Education Secretary Betsy DeVos’s security detail cost $6.24 million for the past budget year and is expected to rise to $7.87 million for the year that started Tuesday, the U.S. Marshals Service said Wednesday. News of the costs prompted a caustic response on Twitter from Arne Duncan, President Barack Obama’s education secretary for seven years — and the Education Department quickly accused him of “victim-blaming.”

The Marshals Service, which is based in the Justice Department, started providing a protective detail to DeVos on Feb. 13, 2017. She became the first education secretary to receive protection from marshals, who more typically guard judges and witnesses, and catch fugitives. The Marshals Service said it “regularly conducts threat assessments on Ms. DeVos to determine threats to the secretary’s safety."

DeVos, whose confirmation by the Senate was secured only when Vice President Pence broke the tie (the first time in U.S. history), has been a lightning rod for criticism and, officials said, she became the target of threats and protesters at public appearances. Initially, she was provided security by a department security team. That changed after she visited Jefferson Middle School Academy in the District on Feb. 10, 2017, where she was met by protesters who attempted to block the entrance.

On Wednesday, Duncan, a vocal DeVos critic, published a critical tweet about the security costs, saying, “That money could sure buy a lot of books for kids,” and it included a link to a Politico story about DeVos’s protection detail.

The office of Education Department press secretary Elizabeth Hill pushed back with this tweet: “It is baffling that Arne Duncan would find fault with the person who is being threatened, instead of blaming the people who are doing the threatening. Victim-blaming comments like this inflame heated rhetoric and part of the problem, not the solution.”

The Marshals Service said Wednesday that a new reimbursement agreement between the agency and the Education Department had been reached that anticipated security costs could reach $7.87 million from Tuesday through Sept. 30, 2020. It was first reported by Politico.

Last year, the service projected spending $7.7 million on DeVos’s security from Oct. 1, 2018, through Sept. 30, but an agency representative said Wednesday that $6.24 million was spent. Security costs from Oct. 1, 2017, through Sept. 30, 2018, were $6.79 million. The service said the reimbursement agreement for 2020 was adjusted primarily for cost-of-living increases and anticipated increases in travel and per diem costs.

Here is what the Marshals Service said in an email response to an inquiry about the education secretary’s security detail:

Official Statement:
By order of the Attorney General, the U.S. Marshals Service started providing a protective detail for U.S. Secretary of Education Elisabeth “Betsy” DeVos on Feb. 13, 2017. USMS regularly conducts threat assessments on Ms. DeVos to determine threats to the secretary’s safety.
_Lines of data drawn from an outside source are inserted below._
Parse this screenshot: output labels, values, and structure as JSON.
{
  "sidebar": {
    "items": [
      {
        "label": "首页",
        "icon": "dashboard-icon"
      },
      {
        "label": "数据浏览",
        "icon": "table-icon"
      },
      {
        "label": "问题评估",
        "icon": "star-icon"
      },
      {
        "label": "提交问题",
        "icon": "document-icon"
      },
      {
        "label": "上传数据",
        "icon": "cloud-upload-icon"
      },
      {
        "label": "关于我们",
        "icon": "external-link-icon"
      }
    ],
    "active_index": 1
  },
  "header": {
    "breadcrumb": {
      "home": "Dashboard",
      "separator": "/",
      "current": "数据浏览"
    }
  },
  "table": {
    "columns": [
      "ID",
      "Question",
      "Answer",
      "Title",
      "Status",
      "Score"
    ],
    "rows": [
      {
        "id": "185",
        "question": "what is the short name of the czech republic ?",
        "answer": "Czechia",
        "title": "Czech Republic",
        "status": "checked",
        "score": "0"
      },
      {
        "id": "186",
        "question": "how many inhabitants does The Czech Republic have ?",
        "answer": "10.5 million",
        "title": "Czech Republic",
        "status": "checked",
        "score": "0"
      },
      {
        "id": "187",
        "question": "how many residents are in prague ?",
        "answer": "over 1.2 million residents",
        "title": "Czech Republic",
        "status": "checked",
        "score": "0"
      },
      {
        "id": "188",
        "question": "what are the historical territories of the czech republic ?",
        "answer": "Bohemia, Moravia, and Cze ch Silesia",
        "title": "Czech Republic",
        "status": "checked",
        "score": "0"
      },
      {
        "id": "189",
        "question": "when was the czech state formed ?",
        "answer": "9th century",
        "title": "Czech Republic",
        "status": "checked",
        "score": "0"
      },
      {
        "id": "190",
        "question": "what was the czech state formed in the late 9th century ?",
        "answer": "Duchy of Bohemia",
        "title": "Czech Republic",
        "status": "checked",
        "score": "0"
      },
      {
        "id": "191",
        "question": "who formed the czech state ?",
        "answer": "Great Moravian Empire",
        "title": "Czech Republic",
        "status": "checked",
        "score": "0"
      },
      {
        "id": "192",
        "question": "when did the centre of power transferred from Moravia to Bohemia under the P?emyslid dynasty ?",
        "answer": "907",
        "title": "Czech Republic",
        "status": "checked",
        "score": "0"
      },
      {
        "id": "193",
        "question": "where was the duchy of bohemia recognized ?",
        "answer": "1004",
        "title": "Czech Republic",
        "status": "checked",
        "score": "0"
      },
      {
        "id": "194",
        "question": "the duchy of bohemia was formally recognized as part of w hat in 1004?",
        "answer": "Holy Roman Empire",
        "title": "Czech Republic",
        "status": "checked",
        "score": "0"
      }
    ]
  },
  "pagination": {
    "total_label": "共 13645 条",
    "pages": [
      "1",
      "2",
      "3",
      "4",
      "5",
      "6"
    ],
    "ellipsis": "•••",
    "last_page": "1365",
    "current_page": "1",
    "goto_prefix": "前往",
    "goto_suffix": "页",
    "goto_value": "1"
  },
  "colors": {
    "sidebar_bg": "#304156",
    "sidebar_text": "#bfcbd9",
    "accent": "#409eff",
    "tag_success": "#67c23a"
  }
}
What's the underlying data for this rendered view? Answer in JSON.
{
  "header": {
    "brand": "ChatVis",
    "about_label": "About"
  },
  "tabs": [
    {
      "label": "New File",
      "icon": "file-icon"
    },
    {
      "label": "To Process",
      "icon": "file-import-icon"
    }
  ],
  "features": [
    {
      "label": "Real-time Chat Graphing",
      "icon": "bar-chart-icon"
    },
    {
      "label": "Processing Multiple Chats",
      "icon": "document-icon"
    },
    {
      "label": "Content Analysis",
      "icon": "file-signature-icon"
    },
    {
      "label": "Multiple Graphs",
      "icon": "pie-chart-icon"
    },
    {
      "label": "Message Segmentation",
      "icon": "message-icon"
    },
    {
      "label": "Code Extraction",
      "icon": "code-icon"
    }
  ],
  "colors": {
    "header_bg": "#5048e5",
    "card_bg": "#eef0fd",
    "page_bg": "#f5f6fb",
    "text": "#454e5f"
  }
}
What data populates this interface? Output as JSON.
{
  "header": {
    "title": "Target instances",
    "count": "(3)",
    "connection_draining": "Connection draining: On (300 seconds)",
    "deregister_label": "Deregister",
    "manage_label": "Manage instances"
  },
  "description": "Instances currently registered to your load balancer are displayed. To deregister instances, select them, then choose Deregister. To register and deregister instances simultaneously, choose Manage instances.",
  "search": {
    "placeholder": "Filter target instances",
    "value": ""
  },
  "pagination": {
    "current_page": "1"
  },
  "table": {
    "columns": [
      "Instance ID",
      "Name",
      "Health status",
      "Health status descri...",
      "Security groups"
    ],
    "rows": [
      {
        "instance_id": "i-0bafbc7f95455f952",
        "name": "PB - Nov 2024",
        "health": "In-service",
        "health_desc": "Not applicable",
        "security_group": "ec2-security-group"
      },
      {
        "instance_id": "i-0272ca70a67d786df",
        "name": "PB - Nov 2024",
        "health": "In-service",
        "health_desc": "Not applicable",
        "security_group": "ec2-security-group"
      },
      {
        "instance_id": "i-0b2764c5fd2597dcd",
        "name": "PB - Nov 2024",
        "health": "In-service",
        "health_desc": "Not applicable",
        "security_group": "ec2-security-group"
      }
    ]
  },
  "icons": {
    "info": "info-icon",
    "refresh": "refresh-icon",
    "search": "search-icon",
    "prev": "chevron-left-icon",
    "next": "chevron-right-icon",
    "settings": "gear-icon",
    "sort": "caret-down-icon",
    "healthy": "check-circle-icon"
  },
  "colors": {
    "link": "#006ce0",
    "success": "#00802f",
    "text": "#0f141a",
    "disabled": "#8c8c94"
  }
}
A signed Memorandum of Understanding between the U.S. Department of Education and the U.S. Marshals Service exists for protective services for Ms. DeVos. The purpose of the MOU is to establish roles, responsibilities and terms between the agencies to monitor and mitigate threats against the secretary. The MOU is valid up to four years, subject to the availability of funds and current threat assessments, but can be terminated by either agency with a 60-day notice. A new reimbursement agreement for Fiscal Year 2020 was executed between the agencies for $7.87 million through Sept. 30, 2020. The number of USMS personnel assigned to the detail is commensurate with the existing threat and based on USMS protective service requirements, experience and methodology. For reasons of operational security, we will not disclose the number of employees providing protection or the nature of threats against the secretary.
Additional information:
• A reimbursement agreement has been executed between the agencies for $7.87 million for FY 2020, beginning October 1, 2019.
• The final RA amount was $6.79 million, through September 30, 2018 (end of FY 2018).
• The final RA amount was $6.24 million, through September 30, 2019 (end of FY 2019).
• The new RA was adjusted primarily for cost of living increases and anticipated increases in travel and per diem costs.